Are you a fan of an indie band that’s actually got stuff out on the market? I don’t mean tracks-for-purchase on Bandcamp, I mean the major players – iTunes, Amazon, Google Play, CD Baby and the like. Is that small time band you like out there? Have you actually purchased tracks from them?
If your answer is “Yes”, I’ve got a follow up question for you: Have you written a review of the song or the album on those major shopping sites?
It’s something I’ve been noticing all too much with bands that aren’t going to get the hard line, big-time exposure that major record labels bring: They can be appreciated and looked fondly upon, but those same fans aren’t trying to spread the word or share the music to draw others in. A song or album review may just entice someone to at least check out a track that gets a good grade on Amazon. An album review may raise a group by just a notch (well, if the review is positive). And of course, sharing a track posted on YouTube, ReverbNation or Soundcloud on social media is the most direct attempt by a fan to draw in more attention to a group or a specific song.

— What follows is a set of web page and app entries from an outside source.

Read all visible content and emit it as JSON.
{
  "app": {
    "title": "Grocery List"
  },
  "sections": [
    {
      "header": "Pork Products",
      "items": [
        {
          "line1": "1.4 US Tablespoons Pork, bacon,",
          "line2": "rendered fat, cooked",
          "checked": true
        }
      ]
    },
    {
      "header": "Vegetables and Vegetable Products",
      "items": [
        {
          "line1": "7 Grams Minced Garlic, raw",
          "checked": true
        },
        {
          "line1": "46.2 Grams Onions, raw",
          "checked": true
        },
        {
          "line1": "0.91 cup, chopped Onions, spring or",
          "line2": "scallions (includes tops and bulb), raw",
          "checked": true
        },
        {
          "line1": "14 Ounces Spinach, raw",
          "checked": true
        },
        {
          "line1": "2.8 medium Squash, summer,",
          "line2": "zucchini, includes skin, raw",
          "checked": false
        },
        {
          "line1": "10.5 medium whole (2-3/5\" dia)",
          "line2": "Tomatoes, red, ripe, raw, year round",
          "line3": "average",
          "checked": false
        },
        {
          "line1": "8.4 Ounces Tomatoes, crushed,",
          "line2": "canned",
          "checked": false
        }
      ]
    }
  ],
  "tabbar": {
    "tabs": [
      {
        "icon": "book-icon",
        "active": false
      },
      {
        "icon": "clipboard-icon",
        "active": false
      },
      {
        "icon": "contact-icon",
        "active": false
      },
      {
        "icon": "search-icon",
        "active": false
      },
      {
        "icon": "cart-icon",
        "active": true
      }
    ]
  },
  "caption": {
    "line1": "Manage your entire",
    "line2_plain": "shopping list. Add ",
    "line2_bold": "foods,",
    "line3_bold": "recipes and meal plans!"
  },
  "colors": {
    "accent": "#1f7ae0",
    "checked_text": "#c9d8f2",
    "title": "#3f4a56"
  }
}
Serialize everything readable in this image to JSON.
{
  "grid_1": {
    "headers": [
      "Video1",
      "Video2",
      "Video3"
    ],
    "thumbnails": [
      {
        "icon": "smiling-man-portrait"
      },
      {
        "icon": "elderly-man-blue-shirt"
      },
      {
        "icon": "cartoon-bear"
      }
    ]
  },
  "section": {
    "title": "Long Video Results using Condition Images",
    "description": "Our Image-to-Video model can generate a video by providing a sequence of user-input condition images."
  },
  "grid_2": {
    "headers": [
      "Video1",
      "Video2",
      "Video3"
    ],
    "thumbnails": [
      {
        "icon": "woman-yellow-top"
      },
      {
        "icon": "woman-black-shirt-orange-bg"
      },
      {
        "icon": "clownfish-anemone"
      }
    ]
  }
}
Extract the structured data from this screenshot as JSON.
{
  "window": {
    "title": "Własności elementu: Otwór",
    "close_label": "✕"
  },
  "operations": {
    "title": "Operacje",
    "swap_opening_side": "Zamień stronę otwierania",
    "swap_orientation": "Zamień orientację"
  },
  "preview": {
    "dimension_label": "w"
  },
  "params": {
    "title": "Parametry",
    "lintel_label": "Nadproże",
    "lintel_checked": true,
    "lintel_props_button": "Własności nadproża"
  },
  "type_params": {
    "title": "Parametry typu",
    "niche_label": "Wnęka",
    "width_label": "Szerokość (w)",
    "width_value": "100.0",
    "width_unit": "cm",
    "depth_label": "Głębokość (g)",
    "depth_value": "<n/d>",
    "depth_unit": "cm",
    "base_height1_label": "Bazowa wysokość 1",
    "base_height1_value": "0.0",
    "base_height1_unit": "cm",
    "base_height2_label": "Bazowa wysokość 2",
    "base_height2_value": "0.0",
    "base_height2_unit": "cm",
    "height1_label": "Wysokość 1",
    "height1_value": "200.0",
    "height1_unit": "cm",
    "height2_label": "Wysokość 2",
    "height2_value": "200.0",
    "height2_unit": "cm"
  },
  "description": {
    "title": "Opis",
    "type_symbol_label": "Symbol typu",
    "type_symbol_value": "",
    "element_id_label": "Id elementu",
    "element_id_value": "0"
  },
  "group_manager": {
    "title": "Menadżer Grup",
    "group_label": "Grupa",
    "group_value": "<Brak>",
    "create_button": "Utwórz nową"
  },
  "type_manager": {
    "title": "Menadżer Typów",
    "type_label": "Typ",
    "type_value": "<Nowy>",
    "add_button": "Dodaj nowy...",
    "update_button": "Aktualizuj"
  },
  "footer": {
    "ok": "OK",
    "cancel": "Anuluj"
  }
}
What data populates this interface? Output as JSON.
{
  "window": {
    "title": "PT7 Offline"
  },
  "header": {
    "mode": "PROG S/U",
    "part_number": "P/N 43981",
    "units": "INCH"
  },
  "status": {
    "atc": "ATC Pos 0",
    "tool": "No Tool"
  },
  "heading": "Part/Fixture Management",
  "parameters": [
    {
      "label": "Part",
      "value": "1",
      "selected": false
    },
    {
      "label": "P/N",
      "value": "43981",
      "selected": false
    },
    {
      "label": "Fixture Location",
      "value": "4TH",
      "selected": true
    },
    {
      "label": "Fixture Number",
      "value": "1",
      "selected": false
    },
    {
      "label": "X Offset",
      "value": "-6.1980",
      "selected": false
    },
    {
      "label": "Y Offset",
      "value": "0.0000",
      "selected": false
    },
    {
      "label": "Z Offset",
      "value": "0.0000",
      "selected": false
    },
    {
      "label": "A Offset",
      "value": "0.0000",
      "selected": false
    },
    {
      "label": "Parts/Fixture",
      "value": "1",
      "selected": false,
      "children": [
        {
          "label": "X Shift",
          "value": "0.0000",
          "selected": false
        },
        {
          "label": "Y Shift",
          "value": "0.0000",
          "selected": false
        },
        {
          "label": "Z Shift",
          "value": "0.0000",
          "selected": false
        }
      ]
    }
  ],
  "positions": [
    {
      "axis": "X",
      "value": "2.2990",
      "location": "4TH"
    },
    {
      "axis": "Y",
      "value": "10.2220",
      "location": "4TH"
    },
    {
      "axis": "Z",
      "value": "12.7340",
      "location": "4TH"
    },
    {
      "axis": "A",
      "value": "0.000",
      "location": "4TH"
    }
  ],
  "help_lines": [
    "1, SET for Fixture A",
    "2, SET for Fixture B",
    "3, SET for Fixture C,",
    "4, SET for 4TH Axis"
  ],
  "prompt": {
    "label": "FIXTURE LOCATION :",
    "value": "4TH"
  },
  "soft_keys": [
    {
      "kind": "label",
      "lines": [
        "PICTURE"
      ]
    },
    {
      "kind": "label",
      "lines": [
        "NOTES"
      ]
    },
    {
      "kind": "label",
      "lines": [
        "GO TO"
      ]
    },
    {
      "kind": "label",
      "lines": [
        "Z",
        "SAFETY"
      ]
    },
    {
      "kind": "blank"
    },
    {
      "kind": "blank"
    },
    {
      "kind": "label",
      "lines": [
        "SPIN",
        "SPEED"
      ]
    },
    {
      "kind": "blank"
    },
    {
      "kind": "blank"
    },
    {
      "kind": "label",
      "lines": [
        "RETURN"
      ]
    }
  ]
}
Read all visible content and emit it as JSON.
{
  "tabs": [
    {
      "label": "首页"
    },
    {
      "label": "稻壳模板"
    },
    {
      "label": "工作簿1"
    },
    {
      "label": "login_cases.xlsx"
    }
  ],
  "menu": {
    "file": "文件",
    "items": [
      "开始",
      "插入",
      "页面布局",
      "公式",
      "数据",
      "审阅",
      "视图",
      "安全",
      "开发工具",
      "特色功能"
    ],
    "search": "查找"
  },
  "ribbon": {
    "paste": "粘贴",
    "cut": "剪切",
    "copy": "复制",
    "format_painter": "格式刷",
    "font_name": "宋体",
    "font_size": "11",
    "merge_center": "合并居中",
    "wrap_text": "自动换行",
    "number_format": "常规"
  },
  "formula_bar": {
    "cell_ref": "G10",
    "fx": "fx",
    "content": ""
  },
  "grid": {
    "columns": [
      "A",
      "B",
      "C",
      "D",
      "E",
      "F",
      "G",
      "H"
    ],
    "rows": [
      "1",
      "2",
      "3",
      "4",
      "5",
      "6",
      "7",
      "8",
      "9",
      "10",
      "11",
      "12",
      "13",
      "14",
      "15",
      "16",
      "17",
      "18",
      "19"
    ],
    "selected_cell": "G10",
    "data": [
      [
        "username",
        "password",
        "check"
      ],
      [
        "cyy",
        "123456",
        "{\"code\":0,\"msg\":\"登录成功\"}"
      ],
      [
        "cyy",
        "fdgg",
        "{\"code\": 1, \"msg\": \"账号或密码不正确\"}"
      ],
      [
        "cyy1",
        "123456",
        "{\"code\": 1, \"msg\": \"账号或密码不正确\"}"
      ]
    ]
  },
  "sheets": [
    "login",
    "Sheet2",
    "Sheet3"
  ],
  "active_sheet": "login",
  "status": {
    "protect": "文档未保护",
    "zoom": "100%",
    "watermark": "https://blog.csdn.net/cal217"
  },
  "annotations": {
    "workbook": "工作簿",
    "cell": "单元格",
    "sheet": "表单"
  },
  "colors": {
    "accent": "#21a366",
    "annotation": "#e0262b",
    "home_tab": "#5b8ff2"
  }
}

Some songs need all the help they can get. It’s odd how songs that have been out in public view for several years have only a handful of listens in some cases. Oh, music videos draw people in but bands just getting started aren’t likely to have music videos. They do offer their songs for stream via YouTube, though.
(Side note: It’d help if the artists would properly title their music posts; just going by the song name does not necessarily make the song easily findable in web searches or on YouTube. Titles should be the band name followed by the song title.)
In the end, even if an artist or group have someone promoting their work, the fans and their own involvement at spreading the word to help boost the music. If you’re a fan of music by a certain artist, don’t just sit on that fact. Tell the public why you’re a fan or what you think about the music by a small-time group that you have in your library.